▶ Stored data

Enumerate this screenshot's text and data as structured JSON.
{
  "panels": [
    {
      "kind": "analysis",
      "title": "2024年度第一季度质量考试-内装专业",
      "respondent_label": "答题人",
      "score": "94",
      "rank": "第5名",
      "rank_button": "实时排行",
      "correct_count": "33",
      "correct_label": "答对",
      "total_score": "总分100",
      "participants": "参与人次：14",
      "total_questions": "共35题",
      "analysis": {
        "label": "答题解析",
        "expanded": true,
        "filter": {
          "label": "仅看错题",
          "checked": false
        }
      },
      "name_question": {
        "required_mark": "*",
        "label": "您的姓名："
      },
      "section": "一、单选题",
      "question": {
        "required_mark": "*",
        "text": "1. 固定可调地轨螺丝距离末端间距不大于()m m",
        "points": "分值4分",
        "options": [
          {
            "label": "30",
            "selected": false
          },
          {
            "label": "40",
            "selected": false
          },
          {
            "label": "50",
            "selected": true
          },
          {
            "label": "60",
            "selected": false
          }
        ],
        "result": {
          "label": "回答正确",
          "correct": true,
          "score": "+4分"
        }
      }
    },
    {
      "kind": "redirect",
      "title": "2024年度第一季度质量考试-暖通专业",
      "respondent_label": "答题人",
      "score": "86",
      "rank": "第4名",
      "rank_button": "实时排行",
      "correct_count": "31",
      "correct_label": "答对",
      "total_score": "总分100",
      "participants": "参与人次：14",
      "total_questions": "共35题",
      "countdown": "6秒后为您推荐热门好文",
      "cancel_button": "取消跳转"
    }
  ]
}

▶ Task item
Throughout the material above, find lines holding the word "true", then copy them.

▶ Answer to this exercise
        "expanded": true,
            "selected": true
          "correct": true,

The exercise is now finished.